Family Relationships

Developing family relationships can be a challenge for any family, whether it is a blended family with step-parents, a single parent family, an extended family, or a so-called “normal family” with two parents and one or more children. What is insidious about difficulties with family relationships is that family members often feel that it should be easy to have a functional family life, when in reality, it very rarely is. Here are a few things to consider when it comes to building family relationships.

Every Family Member Is a Different Person

While it is nice to think of a family as a single unit, the reality is that every family member is a different person with their own unique thoughts, feelings, hopes, dreams and fears. It’s natural for parents to assume that their children will have desires in line with their own; when that doesn’t happen, the parents often feel betrayed. Similarly, children may grow up assuming it is their parents’ duty to nurture and support them; if the children’s needs come into conflict with the parents’ wants, they too may feel betrayed. It’s important for each family member to recognize every other member’s autonomy. That doesn’t mean let your kids do whatever they want, or accept it when parents shirk their responsibilities. It simply means that everyone should respect each other as people.

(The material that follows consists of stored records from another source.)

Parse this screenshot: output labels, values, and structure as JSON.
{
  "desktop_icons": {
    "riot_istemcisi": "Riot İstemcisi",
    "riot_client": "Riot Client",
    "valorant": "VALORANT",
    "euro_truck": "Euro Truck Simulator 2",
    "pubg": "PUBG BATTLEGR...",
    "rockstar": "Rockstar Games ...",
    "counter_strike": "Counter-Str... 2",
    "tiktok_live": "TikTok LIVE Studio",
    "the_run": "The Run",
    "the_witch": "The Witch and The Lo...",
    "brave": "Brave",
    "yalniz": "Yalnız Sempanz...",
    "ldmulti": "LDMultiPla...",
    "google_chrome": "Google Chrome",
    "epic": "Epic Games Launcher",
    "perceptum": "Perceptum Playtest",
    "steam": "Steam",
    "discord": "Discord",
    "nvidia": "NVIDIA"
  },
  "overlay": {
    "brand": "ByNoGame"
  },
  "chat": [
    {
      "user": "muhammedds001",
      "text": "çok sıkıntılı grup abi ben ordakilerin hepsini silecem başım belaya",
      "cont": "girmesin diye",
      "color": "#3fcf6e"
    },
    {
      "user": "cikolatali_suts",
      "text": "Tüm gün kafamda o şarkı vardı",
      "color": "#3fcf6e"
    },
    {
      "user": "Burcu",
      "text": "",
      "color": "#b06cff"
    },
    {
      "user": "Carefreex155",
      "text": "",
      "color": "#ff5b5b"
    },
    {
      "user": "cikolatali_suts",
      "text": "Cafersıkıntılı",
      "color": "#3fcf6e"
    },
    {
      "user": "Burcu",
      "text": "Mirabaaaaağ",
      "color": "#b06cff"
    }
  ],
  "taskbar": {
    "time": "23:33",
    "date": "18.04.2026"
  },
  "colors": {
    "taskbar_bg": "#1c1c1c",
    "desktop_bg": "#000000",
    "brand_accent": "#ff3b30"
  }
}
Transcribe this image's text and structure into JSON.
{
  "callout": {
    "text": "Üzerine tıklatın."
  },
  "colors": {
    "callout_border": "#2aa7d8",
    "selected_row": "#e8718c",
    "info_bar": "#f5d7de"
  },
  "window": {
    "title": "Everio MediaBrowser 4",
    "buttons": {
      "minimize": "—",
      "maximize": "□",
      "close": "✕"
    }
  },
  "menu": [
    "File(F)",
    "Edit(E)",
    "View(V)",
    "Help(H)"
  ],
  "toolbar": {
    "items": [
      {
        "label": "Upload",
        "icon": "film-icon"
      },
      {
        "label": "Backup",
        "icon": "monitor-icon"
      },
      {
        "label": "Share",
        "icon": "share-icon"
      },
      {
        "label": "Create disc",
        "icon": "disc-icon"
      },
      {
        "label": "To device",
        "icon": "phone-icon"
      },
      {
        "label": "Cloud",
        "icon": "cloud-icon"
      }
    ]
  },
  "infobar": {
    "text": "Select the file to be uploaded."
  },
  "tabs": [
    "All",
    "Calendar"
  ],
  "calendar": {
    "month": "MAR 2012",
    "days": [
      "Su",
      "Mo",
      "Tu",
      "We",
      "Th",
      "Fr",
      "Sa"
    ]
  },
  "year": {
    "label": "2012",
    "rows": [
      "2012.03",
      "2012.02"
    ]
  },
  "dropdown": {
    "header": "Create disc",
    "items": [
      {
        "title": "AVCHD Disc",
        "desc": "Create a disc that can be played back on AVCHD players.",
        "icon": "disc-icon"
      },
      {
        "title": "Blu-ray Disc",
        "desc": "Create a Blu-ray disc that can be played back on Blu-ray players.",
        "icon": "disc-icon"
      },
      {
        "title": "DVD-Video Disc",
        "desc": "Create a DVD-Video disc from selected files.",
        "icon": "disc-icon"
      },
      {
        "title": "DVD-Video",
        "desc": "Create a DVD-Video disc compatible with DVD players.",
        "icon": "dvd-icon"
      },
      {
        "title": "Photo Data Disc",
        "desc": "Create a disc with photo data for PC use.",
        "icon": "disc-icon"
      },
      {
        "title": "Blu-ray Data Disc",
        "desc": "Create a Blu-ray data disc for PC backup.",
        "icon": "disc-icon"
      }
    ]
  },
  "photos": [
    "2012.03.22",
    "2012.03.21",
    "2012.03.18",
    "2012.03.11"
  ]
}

Each Family Member May Have Their Own Issues

None of us can be the perfect parent or child. Unfortunately, some people may have internal issues that are so strong that they interfere with their ability to be part of a supportive family unit. Parents may be narcissistic, insecure or insensitive. Children may be manipulative, apathetic or lazy. Each family member should do the best they can, but recognize that they are limited by what their fellow family members are capable of, and not blame themselves for what they cannot change.

Family Is Forever

Remember that you will probably have your family members with you for your entire life, or a good portion of it. Do your best to be a supportive member of the family, but recognize your limitations and the limitations of fellow family members.